◆ LISTED RECORDS:
##############################
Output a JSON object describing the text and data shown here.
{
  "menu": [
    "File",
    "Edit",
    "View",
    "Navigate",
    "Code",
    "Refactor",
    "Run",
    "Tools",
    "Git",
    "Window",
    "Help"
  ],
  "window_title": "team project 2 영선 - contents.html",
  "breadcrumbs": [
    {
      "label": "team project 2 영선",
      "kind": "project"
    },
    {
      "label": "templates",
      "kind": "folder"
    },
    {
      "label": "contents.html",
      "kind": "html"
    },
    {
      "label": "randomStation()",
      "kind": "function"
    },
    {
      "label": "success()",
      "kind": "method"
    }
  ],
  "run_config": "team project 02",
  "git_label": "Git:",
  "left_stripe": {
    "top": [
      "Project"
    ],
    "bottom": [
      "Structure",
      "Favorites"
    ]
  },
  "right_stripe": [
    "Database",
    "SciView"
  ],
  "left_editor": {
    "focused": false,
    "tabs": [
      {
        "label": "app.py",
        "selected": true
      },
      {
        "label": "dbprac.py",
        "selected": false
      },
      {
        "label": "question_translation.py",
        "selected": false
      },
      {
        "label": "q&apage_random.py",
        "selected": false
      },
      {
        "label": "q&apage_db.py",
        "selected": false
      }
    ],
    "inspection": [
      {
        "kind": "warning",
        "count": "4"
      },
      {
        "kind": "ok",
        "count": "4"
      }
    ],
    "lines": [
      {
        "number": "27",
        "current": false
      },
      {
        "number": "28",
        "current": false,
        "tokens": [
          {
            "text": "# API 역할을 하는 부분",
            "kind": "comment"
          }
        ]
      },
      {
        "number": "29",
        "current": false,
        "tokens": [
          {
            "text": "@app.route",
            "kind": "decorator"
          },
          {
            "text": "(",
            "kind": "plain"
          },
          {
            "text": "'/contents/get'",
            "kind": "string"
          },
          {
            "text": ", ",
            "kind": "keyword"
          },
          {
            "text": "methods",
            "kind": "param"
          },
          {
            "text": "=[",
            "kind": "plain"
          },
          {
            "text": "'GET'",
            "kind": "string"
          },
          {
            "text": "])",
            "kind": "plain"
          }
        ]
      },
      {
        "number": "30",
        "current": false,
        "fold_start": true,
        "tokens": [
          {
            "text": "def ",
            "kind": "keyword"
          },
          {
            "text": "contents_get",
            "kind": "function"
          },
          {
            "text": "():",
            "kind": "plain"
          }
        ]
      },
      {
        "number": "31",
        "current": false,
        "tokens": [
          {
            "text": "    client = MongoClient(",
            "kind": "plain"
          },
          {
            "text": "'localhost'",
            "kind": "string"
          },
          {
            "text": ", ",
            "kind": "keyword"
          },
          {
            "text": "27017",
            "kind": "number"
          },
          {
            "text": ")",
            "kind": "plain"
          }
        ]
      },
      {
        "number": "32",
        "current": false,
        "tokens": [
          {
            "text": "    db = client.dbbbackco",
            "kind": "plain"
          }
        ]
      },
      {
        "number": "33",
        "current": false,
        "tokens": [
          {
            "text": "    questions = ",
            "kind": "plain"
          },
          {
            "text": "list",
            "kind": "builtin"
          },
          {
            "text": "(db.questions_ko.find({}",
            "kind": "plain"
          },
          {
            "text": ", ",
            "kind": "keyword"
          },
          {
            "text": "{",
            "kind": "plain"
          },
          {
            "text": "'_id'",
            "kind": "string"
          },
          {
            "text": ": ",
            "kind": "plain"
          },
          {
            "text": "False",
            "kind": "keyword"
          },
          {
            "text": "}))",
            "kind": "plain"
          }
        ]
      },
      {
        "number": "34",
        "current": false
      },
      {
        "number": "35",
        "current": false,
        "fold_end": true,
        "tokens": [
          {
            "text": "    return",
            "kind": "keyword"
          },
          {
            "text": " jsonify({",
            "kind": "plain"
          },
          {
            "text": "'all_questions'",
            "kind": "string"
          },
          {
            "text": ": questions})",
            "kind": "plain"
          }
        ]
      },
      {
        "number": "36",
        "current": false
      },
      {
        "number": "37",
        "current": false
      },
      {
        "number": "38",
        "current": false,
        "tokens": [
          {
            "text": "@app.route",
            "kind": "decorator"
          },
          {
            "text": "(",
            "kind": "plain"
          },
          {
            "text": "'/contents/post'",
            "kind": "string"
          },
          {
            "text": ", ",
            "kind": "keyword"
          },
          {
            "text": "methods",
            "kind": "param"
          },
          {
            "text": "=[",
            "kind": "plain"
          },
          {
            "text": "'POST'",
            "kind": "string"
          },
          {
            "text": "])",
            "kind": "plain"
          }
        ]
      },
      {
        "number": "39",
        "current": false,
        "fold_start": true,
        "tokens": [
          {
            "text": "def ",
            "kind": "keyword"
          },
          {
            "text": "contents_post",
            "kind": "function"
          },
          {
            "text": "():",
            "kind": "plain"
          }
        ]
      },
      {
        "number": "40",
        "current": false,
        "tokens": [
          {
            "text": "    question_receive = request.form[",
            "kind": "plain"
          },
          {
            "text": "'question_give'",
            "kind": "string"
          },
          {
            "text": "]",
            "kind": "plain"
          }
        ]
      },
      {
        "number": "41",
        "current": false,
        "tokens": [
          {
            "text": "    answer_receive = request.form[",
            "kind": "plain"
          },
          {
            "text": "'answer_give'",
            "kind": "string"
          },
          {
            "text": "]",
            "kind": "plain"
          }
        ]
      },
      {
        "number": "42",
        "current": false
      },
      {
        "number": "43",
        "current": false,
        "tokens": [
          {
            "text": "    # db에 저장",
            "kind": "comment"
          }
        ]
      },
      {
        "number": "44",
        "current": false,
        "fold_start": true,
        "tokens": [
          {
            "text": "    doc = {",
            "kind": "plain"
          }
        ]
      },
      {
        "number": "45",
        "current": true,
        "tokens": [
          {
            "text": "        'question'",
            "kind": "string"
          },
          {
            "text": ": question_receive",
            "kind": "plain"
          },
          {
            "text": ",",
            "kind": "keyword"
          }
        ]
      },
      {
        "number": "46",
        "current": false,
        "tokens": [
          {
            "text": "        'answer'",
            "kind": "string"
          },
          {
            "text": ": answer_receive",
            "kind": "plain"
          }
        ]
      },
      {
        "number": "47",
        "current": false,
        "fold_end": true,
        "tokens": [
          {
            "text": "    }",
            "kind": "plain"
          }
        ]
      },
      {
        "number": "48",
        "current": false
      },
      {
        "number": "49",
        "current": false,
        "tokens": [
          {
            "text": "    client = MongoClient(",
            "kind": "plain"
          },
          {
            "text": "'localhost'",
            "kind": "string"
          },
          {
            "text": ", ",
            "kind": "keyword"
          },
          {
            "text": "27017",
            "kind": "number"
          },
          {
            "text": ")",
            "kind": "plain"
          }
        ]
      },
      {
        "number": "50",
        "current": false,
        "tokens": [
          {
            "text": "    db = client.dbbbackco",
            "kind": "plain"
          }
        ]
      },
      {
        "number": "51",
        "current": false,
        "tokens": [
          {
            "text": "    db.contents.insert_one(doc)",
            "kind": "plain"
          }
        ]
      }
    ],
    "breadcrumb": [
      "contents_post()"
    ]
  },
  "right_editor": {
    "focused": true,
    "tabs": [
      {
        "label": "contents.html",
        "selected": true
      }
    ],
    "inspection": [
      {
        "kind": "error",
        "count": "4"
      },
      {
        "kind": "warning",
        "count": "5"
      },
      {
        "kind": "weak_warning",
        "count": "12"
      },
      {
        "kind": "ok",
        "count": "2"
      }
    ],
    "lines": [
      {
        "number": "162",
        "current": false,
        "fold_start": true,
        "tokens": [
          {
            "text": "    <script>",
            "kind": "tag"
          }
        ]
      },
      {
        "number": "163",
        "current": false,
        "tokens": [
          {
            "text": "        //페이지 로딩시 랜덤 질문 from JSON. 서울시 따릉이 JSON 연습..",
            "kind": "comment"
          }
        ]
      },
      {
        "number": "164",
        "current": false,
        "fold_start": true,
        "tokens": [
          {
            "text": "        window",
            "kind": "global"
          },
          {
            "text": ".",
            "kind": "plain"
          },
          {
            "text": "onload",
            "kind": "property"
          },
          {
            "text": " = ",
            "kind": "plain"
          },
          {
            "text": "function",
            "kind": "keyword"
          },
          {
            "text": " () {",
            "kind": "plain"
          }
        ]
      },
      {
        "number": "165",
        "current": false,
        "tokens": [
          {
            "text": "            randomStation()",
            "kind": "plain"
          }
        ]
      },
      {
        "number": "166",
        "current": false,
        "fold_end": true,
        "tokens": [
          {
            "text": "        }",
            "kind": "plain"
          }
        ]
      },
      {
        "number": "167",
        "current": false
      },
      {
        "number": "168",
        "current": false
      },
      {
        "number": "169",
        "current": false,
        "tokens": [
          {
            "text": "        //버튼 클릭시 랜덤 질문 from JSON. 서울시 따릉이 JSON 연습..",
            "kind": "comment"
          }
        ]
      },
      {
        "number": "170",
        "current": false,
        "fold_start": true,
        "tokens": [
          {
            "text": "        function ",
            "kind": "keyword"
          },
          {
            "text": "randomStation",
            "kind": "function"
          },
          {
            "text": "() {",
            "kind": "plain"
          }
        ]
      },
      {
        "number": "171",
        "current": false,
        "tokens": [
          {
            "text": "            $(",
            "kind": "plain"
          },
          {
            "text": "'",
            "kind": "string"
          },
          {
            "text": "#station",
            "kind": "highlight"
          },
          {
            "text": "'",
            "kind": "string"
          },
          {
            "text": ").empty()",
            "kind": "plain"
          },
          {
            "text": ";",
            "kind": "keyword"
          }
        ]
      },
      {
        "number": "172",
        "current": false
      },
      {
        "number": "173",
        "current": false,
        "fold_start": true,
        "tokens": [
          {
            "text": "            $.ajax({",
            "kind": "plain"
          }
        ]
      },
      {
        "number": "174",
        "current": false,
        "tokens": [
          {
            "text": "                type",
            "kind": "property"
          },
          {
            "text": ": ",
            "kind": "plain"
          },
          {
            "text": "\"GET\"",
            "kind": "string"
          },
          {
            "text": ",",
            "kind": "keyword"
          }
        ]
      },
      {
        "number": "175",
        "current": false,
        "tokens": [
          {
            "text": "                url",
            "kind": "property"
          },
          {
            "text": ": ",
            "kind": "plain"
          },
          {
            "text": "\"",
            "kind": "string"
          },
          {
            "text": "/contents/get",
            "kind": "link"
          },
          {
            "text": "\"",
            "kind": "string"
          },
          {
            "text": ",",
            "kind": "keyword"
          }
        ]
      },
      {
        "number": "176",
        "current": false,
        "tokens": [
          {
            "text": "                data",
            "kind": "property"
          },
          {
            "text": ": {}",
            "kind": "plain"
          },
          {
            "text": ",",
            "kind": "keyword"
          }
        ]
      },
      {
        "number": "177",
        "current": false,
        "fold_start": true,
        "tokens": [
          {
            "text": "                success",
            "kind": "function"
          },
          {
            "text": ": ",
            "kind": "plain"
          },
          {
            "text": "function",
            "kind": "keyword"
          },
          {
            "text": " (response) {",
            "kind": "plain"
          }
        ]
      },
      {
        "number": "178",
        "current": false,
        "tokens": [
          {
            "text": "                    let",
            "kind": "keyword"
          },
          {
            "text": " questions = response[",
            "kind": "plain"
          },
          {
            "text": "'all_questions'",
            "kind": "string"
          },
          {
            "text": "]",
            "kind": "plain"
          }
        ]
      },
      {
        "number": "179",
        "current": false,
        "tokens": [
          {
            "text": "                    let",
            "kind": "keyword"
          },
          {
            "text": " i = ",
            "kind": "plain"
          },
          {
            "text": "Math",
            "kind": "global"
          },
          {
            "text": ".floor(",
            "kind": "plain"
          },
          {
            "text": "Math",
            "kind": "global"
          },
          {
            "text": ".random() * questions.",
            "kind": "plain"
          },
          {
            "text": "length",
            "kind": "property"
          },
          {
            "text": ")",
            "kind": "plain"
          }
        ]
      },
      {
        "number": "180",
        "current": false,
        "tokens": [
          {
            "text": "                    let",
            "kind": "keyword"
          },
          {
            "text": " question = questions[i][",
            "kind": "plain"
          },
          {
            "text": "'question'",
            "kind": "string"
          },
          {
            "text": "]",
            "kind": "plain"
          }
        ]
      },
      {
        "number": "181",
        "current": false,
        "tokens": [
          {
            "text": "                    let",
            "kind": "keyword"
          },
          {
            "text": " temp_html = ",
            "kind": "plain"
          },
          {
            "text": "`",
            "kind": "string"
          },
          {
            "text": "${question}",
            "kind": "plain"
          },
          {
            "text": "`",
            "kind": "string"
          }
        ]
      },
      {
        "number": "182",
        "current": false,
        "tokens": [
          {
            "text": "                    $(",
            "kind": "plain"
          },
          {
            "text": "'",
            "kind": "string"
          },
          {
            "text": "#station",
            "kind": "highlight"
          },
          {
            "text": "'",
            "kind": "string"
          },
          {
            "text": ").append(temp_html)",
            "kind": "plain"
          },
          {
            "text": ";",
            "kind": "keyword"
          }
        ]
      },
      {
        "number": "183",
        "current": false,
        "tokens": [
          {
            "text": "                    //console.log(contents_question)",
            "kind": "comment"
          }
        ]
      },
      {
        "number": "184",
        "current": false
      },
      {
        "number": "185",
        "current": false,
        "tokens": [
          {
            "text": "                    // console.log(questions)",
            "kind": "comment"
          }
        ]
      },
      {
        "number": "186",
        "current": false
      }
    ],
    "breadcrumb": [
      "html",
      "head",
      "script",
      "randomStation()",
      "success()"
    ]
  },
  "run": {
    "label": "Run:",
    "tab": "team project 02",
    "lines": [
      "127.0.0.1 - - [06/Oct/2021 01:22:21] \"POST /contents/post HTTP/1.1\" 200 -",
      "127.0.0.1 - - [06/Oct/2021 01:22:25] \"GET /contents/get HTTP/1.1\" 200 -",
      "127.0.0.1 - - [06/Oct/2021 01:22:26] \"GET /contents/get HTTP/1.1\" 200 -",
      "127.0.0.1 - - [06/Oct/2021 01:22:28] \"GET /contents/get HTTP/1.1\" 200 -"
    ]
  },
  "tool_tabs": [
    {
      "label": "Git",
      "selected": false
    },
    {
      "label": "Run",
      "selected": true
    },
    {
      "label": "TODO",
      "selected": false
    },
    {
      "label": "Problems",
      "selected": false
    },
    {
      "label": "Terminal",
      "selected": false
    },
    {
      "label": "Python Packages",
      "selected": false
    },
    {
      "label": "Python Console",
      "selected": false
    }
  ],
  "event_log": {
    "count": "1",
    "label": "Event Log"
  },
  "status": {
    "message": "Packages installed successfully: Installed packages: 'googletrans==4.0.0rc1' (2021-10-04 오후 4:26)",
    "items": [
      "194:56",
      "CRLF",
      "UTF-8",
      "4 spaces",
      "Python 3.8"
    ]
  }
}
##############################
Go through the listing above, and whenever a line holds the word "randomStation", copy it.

◆ SOLUTION FOR THIS EXERCISE:
      "label": "randomStation()",
            "text": "            randomStation()",
            "text": "randomStation",
      "randomStation()",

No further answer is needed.